First reported: early as the 1800's, maybe even earlier than that
Country: World Wide
We all know what a dragon is. We see countless pictures of this beast on the covers of fantasy novels. The typical artwork shows an animal with a body that roughly resembles something between an exotic lizard and a dinosaur, with scales, claws, four legs and often leathery wings. The winged varieties thus generally have six limbs. The body is typically thicker than the tail, not thin and serpentine like Asian dragons. The head is vaguely horse-shaped, with large eyes and a long snout. Often, this creature breathes fire.
What you might not know is that there are actually reports of dragon sightings in Europe and America. Often the stories are told as first-hand, and they date from all eras of history, even some from quite recently. For example, there is the 92-foot flying dragon that was reportedly killed by Arizona ranchers in 1890.
The dragons described in legends from North America and Europe are similar enough to fantasy-novel dragons that we can still recognize them as dragons, but there are some substantial differences. For one thing, there are dozens of different varieties. Folklore dragons rarely have four legs and wings like the standard fantasy dragon. Some folklore dragons have wings in place of front legs, so that they have only four limbs altogether.
A few of these beasts are landbound and wingless. Some of these landbound dragons have four legs, while others have only two, generally located towards the head end. The English "worms" are not only landbound, but are rather snake-like and resemble the classic dragons of Asia. There are many reports of European dragons which seem like sea serpents that have crawled up onto the land, sometimes complete with paddle-legs.
Classic European dragons from folklore frequently resemble huge alligators or huge snakes in some way, and it is also quite common for them to have one or more characteristics resembling some non-reptilian animal, such as a sheep's head. Classic European dragons often have supernatural powers and are sometimes thought to be demons or minions of the devil. They often breathe fire and/or exude poison (especially having poisonous blood, but sometimes also giving off poisonous fumes from the mouth or from the body in general). Folklore dragons are often thought to be responsible for extreme weather events, causing hail, lightning and intense storms.
North America and South America also have their dragons, which often resemble the classic European varieties more than the classic Asian varieties. For example, there is the gowrow of Ozark lore from Missouri, a twenty-foot-long reptile with big tusks, and the piasa, a scaled flying beast with horns.
The name in cryptozoology that is currently most associated with the search for dragons is probably Richard Freeman, author of a dragon book published by the Centre for Fortean Zoology. Very few scientists stand with him. Modern cryptozoologists are not very interested in dragons. For one thing, even though modern reports exist, these reports seem to be much less common than they were in the old days. In addition, there is a big problem with organization and terminology. It is clear that dragon legends, even if you limit yourself to western cultures, describe at least a dozen different creatures. Therefore, the proper scientific method demands that we separate the different kinds and study each variety by itself.
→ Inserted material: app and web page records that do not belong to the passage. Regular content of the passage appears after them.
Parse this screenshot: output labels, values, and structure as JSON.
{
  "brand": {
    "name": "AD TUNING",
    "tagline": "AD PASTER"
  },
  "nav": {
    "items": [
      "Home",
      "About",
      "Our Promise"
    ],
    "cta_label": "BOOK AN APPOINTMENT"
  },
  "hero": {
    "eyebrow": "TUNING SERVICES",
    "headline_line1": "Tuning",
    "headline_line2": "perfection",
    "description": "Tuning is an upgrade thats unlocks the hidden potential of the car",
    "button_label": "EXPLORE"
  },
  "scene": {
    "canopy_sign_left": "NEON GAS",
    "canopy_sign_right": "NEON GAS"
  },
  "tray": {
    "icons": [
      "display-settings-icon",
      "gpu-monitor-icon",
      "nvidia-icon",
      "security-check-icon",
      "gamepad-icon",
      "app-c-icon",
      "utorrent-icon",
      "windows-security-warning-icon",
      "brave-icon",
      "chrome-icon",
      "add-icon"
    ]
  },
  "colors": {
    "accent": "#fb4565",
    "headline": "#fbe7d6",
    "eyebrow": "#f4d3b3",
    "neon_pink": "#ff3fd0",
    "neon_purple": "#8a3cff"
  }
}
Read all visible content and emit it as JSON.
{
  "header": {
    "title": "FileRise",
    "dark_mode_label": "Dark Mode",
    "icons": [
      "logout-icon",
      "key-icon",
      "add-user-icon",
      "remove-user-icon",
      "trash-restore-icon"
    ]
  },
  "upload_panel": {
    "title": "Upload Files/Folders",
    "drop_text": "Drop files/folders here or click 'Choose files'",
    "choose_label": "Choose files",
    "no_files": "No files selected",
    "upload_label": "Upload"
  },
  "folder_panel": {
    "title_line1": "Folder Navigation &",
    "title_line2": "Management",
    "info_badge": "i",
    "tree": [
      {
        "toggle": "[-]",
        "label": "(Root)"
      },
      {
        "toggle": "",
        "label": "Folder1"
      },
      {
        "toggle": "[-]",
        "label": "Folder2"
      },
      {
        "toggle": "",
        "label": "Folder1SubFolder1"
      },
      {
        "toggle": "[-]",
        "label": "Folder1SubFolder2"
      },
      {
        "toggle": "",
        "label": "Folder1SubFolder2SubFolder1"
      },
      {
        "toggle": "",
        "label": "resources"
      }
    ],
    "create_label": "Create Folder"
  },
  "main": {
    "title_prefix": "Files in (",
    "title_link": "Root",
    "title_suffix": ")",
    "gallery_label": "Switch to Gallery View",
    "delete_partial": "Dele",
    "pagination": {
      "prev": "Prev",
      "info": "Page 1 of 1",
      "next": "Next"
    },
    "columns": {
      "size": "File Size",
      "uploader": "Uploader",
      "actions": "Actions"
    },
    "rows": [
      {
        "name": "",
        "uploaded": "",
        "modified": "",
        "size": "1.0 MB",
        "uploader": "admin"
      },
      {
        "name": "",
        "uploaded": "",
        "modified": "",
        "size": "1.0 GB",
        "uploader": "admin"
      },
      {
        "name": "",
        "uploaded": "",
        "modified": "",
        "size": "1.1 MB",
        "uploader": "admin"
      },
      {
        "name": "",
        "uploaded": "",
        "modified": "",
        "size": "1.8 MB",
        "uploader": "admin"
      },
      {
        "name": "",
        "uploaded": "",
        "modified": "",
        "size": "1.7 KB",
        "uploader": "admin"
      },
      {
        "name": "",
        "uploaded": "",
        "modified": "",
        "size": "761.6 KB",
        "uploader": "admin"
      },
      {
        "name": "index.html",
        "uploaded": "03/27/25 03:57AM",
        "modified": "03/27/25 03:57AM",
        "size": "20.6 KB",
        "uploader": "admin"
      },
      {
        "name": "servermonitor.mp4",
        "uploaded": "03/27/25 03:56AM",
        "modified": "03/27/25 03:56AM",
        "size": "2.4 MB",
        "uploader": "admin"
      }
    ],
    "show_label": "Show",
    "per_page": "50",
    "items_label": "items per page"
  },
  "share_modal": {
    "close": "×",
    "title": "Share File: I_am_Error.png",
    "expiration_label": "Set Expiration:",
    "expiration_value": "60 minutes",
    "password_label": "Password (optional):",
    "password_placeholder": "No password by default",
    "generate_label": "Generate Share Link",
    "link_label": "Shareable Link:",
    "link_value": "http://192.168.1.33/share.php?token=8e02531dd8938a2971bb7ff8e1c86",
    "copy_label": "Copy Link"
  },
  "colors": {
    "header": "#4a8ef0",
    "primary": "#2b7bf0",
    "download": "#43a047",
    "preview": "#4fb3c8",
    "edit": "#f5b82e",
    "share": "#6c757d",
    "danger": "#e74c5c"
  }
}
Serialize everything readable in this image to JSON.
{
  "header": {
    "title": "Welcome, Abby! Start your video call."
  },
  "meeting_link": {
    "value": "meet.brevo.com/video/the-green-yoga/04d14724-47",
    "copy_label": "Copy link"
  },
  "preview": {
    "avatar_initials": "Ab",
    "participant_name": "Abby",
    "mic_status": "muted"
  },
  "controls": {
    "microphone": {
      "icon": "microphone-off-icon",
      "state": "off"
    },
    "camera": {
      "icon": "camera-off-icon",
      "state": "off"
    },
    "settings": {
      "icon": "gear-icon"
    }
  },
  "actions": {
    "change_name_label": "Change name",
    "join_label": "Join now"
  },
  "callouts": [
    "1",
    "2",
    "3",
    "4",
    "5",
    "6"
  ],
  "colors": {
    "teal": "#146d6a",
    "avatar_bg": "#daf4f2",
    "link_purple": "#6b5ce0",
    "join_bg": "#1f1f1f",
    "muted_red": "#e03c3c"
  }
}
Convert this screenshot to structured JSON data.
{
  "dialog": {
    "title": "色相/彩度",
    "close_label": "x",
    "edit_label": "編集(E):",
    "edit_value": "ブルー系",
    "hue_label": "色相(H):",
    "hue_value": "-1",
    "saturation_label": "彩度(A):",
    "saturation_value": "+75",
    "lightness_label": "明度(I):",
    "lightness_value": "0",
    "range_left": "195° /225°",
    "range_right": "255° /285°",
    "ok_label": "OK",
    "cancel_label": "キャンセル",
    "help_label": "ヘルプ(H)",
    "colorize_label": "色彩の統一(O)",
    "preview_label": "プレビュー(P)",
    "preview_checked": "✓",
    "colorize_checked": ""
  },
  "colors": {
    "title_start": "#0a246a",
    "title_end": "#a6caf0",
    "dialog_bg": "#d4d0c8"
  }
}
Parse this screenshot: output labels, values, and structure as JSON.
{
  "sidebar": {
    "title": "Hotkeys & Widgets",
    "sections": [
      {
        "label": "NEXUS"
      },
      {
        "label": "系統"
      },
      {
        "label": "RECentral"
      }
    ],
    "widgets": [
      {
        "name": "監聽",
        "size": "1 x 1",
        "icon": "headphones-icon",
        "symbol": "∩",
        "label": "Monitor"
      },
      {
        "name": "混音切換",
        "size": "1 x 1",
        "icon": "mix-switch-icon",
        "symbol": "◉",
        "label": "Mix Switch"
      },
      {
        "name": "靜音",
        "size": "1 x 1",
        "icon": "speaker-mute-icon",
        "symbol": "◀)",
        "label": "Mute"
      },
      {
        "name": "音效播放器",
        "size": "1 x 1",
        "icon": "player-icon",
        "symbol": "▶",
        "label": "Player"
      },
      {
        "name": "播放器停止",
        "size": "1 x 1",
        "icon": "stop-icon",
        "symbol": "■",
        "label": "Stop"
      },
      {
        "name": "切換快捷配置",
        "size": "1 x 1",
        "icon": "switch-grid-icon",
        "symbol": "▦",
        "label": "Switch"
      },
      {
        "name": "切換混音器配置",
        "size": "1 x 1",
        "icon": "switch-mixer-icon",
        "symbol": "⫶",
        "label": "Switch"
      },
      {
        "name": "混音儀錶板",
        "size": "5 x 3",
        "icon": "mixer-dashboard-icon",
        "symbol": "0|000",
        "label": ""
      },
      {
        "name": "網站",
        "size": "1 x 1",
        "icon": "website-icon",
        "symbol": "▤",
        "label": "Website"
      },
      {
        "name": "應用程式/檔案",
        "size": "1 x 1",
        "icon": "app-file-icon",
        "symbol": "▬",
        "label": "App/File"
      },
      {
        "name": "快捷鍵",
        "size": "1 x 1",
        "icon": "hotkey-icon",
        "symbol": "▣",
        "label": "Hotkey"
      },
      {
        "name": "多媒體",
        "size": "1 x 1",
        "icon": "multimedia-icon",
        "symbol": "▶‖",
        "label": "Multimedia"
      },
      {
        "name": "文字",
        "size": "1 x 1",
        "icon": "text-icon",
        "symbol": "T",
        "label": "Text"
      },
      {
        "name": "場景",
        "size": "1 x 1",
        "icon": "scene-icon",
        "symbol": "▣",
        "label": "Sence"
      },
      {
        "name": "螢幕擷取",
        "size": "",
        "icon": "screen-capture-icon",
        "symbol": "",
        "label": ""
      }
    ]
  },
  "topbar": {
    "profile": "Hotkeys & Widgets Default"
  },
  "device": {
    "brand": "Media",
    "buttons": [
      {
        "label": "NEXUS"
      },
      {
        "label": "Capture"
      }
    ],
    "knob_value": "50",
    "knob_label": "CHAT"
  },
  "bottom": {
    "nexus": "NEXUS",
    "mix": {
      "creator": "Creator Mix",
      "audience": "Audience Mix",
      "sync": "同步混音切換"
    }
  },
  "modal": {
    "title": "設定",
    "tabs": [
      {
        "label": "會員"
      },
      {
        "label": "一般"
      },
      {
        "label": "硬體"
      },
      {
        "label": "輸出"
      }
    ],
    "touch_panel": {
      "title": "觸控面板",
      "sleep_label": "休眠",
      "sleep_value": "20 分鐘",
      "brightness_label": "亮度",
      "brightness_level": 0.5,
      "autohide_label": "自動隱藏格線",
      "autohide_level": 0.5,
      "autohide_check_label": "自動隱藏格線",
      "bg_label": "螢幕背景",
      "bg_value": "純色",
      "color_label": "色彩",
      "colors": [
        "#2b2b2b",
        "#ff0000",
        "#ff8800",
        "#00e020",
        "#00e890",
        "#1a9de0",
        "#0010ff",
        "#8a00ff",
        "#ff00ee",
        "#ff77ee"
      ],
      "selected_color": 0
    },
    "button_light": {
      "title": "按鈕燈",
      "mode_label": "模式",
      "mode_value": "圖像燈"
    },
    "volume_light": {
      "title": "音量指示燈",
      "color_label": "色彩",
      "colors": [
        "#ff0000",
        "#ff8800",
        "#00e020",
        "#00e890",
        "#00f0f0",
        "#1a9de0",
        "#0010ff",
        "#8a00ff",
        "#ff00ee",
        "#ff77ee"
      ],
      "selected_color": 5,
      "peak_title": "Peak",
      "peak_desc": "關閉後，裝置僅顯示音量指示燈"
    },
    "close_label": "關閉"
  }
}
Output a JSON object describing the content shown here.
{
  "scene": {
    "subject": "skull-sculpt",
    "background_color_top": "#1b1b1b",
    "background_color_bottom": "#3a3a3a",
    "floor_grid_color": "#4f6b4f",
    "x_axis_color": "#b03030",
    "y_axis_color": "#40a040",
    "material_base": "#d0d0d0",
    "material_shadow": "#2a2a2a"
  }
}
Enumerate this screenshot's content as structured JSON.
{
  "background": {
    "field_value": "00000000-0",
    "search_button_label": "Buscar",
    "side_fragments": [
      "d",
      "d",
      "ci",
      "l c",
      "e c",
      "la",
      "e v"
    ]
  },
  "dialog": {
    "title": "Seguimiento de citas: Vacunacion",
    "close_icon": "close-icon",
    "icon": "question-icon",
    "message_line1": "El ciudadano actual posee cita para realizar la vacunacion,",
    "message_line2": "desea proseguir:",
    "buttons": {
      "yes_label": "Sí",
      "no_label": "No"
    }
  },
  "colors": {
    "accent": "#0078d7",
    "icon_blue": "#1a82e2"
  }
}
This means that cryptozoologists end up studying dragons under different names. Some reports are classified as possible surviving dinosaurs, some as giant alligators or big snakes, some as sea serpents who are briefly traveling over land, and some as pterosaurs or possible giant bats.
5 years ago